Improper receptor binding is responsible for disease, addiction being one example. Addiction is the substitution of the addicted state for the normal or healthy state.
Addiction is a dependence on natural and unnatural ligands.
The poor become sick because of unhealthy and addictive food, while the insured become addicted to prescription drugs.
The Force of Addiction
Addictive substances are compounds that are structurally similar to natural ligands. These compounds trigger binding in the brain and require gradual increasing amounts to achieve the same effect.
Improper binding by most tissues results in disease, excessive binding in the brain results in addictions. Addictions are due to an increase in receptor formation and the recruitment of those receptors.
In response to initial binding, the neuronal DNA is signaled and instructed to code for more receptors. Receptors, which become exposed on the membrane and remain in their state of heightened anticipation.
Addiction is an overpowering need to use a substance and insure its supply. Addiction is not limited to the use of illegal drugs. Take food for example, consumers disregard the lack of taste and nutrition in fat foods and still choose them.

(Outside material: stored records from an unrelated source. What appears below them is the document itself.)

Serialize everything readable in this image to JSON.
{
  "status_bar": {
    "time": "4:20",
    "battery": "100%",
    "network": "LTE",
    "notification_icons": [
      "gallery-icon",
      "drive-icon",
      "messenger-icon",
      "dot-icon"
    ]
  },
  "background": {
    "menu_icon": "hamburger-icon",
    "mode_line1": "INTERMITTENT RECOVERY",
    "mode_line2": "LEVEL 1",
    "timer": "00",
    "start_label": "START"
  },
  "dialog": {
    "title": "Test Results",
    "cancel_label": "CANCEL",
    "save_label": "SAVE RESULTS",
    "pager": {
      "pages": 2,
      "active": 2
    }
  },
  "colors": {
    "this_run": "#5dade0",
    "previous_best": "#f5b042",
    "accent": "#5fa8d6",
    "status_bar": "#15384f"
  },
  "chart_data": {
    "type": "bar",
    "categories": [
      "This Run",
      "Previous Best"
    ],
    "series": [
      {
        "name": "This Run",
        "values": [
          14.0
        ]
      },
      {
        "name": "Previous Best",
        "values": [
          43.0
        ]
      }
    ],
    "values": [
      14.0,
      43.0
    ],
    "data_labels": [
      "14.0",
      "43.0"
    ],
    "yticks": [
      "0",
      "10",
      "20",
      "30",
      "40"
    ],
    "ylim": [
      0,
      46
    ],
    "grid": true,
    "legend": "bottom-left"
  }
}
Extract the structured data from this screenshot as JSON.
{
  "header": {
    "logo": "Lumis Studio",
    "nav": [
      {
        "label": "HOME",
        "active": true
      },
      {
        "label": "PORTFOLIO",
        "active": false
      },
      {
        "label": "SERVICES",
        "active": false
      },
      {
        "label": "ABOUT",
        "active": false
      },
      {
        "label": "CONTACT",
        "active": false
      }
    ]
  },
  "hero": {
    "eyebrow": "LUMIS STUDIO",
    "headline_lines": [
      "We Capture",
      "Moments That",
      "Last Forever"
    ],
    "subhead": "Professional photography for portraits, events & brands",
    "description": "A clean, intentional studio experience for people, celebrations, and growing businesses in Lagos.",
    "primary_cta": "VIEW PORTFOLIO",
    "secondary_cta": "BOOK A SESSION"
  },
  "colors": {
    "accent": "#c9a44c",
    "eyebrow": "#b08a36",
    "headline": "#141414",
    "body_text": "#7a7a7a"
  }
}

This is because the sensation of fat by the taste receptors in the mouth stimulating the receptors in the brain. These molecular mariages produces the feeling of euphoria.
Alcohol, cocaine, opioids, amphetamines, nicotine, and even the compounds in chocolate, exert their effect by binding to receptors. Once the receptor binds to a ligand, a signal is transmitted to the cell’s DNA enabling the synthesis of more receptors.
Binding of receptors and their respective ligands, promotes the sensation of pleasure, the hardest emotion to resist.
Cigarettes, narcotics, painkillers, mood elevators, tranquilizers, antianxiety and attention deficit drugs, alcohol and the other controlled substance analogs, create their addictions by stimulating an increase in the synthesis of these pleasing or blissful receptors.
The ultimate blissful drug is opium. Called the joy plant in present day Iraq, this plant contains morphine, the unrivaled king of producing euphoria.
The effectiveness of opioids in relieving pain is likewise unrivaled, as is their potential for addiction. Opioid-like drugs, the strongest drugs prescribed to relieve pain, act by binding to a select group of receptors (known as mu) in the brain. Unfortunately those drugs, Vicodin, Oxycontin, and Percocet are extremely addictive. And more unfortunately, is the ease with which they can be obtained. Especially when they are stocked in
There is an alarming increase in teenage abuse of these opioid drugs, courtesy of their parent’s medicine cabinets. Together with the psychostimulants, Adderall and Ritalin, two drugs used to treat attention deficit disorders, a new generation of Americans will develop addictions to drugs.
Brain activity is affected by drugs because they bind to the same receptors as the neurotransmitters that regulate mood, motivation and drive. The more frequent a person is exposed to a substance, an image, a feeling, the more intense the urge becomes.
Receptors become more sensitive to stimuli, the more they are exposed to them. Receptors are also more sensitive when they exist in higher numbers. So much so, that the chemistry of the brain can be significantly altered with just the expectation or thought of gratification.
Fast-food restaurants capitalize on this by serving food that is rich in fat while snack manufacturers embed their products with high fructose corn syrup and genetically modified foods. (GMFs). The signals that are sent from the taste receptors in the mouth are computed via a series of bindings that occur in the brain.
Consumers disregard the lack of taste and nutrition in these foods but choose them because the chemical changes in the brain gives them that same feeling of euphoria, although to a less profound extent, that opiods provide.